With moving vehicles safety is paramount: if truly connected and reliable reception cannot be guaranteed, any risk associated with sub-optimal performance of an application or device cannot be tolerated. As a result, latency and data transfer issues in existing 3G and 4G wireless networks have limited the ways cars can interact with themselves and each other. With 5G networks this has the potential to change.
5G infrastructures are designed to allow thousands of densely situated devices to communicate with each other efficiently and reliably. In a 5G city, this would mean cars could exchange data with each other and surrounding devices: think traffic-lights, road interchanges, and even parking spaces. Real-time monitoring and management of traffic would become a reality, easing disjointed journeys as traffic is managed immediately. For drivers, this would ease traffic jams, provide advance information on parking spaces, and make fuel consumption more efficient.
Ultra-HD and video game streaming
5G will allow for unprecedented amounts of data to be transferred. Where 4G offers 20 to 100 Mbps (in ideal conditions) and broadband ranges from 25 to 300 Mbps, in real-life scenarios 5G has already tested as offering 1 Gbps for users. This tenfold increase in data transfer makes streaming huge amounts of information entirely realistic with 5G technology.
With that comes the possibility of ultra high definition 4K and 8K video streaming. Ultra HD requires data transfer rates of 40 to 100 Mbps: a drain on existing technology but entirely feasible given 5G. While Ultra HD may seem beyond our viewing technology, in practice, the difficulty of reliably streaming in Ultra HD through 4G and broadband networks has limited the development of high definition screens: there simply hasn’t been the need. This is set to change with 5G, as the ability to stream huge amounts of data will come to be expected.

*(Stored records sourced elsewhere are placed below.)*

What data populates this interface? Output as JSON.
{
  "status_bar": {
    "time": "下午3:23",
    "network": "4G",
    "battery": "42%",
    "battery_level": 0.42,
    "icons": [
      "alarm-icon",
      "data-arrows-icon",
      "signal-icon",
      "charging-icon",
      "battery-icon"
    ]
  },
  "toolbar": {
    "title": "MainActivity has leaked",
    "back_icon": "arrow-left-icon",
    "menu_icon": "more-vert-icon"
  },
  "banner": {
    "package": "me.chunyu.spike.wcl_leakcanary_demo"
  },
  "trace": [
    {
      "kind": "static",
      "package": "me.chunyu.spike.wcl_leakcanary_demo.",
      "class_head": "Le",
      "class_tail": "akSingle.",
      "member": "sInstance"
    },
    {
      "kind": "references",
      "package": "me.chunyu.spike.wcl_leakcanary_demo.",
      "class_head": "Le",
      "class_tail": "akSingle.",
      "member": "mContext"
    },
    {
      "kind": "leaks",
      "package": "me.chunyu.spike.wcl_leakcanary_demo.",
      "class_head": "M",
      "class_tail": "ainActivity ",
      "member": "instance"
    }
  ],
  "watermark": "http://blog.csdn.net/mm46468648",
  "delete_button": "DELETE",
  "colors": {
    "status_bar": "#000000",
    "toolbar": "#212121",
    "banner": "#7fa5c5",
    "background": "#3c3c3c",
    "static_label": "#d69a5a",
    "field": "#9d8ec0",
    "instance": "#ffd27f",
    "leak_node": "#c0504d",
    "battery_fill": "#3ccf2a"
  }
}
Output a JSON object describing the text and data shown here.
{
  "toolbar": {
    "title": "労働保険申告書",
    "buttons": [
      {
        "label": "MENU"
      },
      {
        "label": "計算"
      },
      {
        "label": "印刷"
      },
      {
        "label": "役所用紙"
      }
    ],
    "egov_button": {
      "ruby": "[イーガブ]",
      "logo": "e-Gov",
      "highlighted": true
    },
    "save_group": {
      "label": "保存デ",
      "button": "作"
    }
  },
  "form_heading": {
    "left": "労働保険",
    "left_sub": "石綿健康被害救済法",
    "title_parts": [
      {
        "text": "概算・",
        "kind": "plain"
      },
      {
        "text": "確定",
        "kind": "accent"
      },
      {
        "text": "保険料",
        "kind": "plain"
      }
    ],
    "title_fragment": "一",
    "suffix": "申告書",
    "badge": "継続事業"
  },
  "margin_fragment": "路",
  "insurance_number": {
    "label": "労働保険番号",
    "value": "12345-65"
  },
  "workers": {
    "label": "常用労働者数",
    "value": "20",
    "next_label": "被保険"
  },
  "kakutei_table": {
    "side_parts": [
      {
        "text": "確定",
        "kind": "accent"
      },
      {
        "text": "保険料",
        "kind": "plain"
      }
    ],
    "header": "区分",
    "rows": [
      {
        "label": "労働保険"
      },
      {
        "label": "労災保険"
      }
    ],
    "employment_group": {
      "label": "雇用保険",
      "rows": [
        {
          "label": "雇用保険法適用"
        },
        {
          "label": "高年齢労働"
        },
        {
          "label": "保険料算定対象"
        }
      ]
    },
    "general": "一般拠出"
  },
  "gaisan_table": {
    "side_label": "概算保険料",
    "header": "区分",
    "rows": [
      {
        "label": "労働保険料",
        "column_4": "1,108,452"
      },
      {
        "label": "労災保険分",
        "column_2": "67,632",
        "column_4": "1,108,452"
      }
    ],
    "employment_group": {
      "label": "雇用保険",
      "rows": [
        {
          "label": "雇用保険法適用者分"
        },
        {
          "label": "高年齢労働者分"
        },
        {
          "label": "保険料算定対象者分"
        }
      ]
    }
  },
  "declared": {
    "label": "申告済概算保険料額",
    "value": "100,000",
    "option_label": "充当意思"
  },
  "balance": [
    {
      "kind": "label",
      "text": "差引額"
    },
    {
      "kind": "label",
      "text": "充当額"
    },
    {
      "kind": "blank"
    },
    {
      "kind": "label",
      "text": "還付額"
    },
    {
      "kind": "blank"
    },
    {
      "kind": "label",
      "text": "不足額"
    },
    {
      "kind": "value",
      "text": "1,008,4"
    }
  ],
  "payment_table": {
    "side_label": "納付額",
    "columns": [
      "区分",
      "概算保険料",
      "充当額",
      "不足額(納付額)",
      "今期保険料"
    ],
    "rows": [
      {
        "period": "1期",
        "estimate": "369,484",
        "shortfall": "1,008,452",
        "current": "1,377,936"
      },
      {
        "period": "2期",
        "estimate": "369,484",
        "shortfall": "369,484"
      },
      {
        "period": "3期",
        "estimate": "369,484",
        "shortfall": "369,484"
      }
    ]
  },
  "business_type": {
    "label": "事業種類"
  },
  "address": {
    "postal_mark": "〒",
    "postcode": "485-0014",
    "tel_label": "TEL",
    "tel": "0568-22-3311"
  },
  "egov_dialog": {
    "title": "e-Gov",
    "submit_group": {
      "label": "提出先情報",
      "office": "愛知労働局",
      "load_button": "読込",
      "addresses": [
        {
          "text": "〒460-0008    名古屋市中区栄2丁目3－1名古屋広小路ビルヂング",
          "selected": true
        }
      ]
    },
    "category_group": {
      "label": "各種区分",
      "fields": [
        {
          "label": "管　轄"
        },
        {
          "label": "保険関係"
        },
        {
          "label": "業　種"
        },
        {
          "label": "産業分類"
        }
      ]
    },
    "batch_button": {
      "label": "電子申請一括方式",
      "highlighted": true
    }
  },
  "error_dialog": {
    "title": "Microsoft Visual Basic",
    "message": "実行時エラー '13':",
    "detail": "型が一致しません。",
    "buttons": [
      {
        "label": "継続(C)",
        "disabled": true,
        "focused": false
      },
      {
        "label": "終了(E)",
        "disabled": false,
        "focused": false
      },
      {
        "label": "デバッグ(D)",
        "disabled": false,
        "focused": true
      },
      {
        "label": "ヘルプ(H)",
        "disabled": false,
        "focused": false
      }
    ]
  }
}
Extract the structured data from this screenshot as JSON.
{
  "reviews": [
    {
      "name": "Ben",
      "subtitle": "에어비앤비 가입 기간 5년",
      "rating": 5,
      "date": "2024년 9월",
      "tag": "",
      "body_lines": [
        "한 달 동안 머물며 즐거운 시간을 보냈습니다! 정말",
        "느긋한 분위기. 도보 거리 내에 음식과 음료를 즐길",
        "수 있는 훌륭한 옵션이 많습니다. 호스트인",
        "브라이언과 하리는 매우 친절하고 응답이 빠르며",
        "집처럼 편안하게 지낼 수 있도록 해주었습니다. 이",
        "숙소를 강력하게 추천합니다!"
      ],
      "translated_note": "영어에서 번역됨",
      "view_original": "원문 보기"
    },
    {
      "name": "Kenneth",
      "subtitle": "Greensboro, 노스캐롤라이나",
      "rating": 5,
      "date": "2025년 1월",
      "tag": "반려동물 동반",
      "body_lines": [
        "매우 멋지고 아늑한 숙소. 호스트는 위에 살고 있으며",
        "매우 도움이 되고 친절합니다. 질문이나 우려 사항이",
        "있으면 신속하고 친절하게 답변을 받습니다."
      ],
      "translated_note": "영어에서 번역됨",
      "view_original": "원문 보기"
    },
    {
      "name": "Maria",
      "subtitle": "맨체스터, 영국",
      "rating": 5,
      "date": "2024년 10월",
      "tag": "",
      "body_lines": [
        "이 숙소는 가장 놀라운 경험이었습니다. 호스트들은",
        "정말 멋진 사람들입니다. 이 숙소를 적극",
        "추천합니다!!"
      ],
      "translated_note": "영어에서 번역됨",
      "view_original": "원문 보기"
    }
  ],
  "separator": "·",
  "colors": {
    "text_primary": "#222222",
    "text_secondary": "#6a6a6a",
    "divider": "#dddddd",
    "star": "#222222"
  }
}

While streaming has become the norm for video and music, 5G can make video game streaming a reality. As with virtual reality and Ultra HD, playing modern video games via streaming services has, until 5G, been hampered by the huge size of video data required, and by issues of latency: a button needs to be pushed and the stream needs to respond immediately, all while huge volumes of HD video are being streamed every second. Video game developers are already announcingstreaming services, and it’s the data transfer rates of 5G that are set to make these plans reality for users.
Until now, the data and latency limitations of wireless networks have placed limits on what we consider feasible. The unprecedentedly high data transfer rates and low latency times of 5G will give consumers opportunities that simply would not be possible otherwise. In particular, portable consumer tech focussed around virtual, augmented, and mixed realities look set to become a reality on a big scale: previous wireless networks simply couldn’t provide that.
That said, it would be wrong to think of 5G as a replacement to all existing wireless technologies: other alternatives will still be just as useful in lots of scenarios. For example, only if Ultra HD screens were to become the norm would 5G start being preferable to broadband and 4G for most streamed video. Instead, it’s better to see 5G as broadening our conception of what is possible.